It was not until a couple years ago that I had even come across the concept of Rainbow capitalism (Pink capitalism). To put it simply, the phenomenon of including “gays/lesbians and/or people with other non-mainstream sexual orientation to the market economy” to increase profits by companies is pink capitalism, (Roque Ramírez and Horacio, 2011). It is a combination of sexual orientation, market economy and capitalism where people are differentiated in sexual orientation and “gays/lesbians – especially white, middle-class and urban gay men – are considered as target market” since they are the affluent buyers of the above products/services (Lorenzo Yeh (Junzuan Ye), 2018).
One may ask, since pink capitalism increases visibility and inclusion of the LGBTQ+ community, is it really such a bad thing? My understanding of this is that, although it increases inclusion at the surface, it is uncertain whether it has any impact at grassroot level. Does it help those within the community that suffer even more (due to intersectionality e.g. transgender people of colour, lesbian women, gay men of colour etc.) in comparison to their counterparts that the emerging LGBTQ+ market is targeted at? Or is it just a mechanism for (already) huge companies to make even more profits? There have also been several reports that although numerous companies reap benefit through pink capitalism, they do little to no work on substantially supporting their LGBTQ+ employees. Similarly, LGBTQ+ rights go much deeper than gaining acceptance by society at surface, for instance, LGBTQ+ homelessness “makes up 40 percent of all youth homelessness” and in the recent months, 33 US states have passed more than 100 bills that curb the right of trans people.
Hence based on above, we can ask ourselves, what do we do to better support the LGBTQ+ community in the above context?
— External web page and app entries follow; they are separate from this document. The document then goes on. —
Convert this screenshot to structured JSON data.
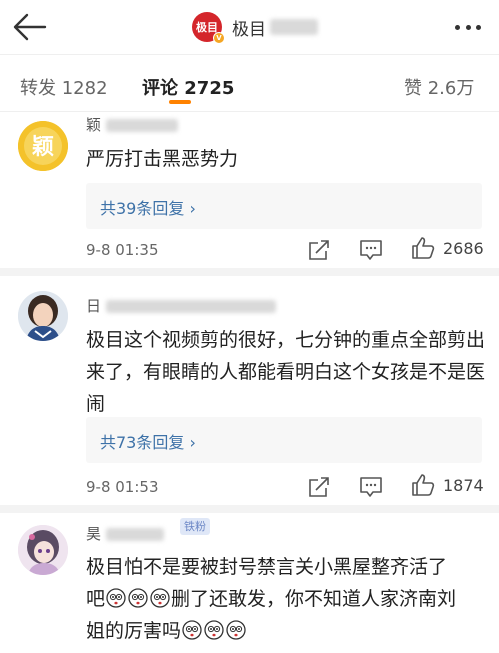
{
  "header": {
    "logo_text": "极目",
    "title": "极目",
    "back_icon": "back-arrow-icon",
    "more_icon": "more-dots-icon"
  },
  "tabs": [
    {
      "label": "转发 1282"
    },
    {
      "label": "评论 2725"
    },
    {
      "label": "赞 2.6万"
    }
  ],
  "comments": [
    {
      "username": "颖",
      "content": "严厉打击黑恶势力",
      "replies": "共39条回复 ›",
      "time": "9-8 01:35",
      "likes": "2686",
      "avatar": "yellow-badge-avatar"
    },
    {
      "username": "日",
      "content": "极目这个视频剪的很好，七分钟的重点全部剪出来了，有眼睛的人都能看明白这个女孩是不是医闹",
      "replies": "共73条回复 ›",
      "time": "9-8 01:53",
      "likes": "1874",
      "avatar": "woman-portrait-avatar"
    },
    {
      "username": "昊",
      "fan_badge": "铁粉",
      "content_lines": [
        "极目怕不是要被封号禁言关小黑屋整齐活了",
        "删了还敢发，你不知道人家济南刘",
        "姐的厉害吗"
      ],
      "avatar": "anime-girl-avatar"
    }
  ],
  "colors": {
    "accent": "#ff8200",
    "link": "#3e72a8",
    "logo_red": "#d4262b"
  }
}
In addition to educating ourselves and speaking up, I think one way would be to be more conscious of our consumption by undertaking research into which companies actually support charities or groups working with the LGBTQ+ communities, especially marginalised segments of the community. We can also purchase goods/services directly from LGBTQ+ business owners to support them. The idea is to truly economically support the community and not just paint the rainbow on one’s cheeks in celebration of Pride.
Further, if you’d like to support charities working in the area, here are some recommendations.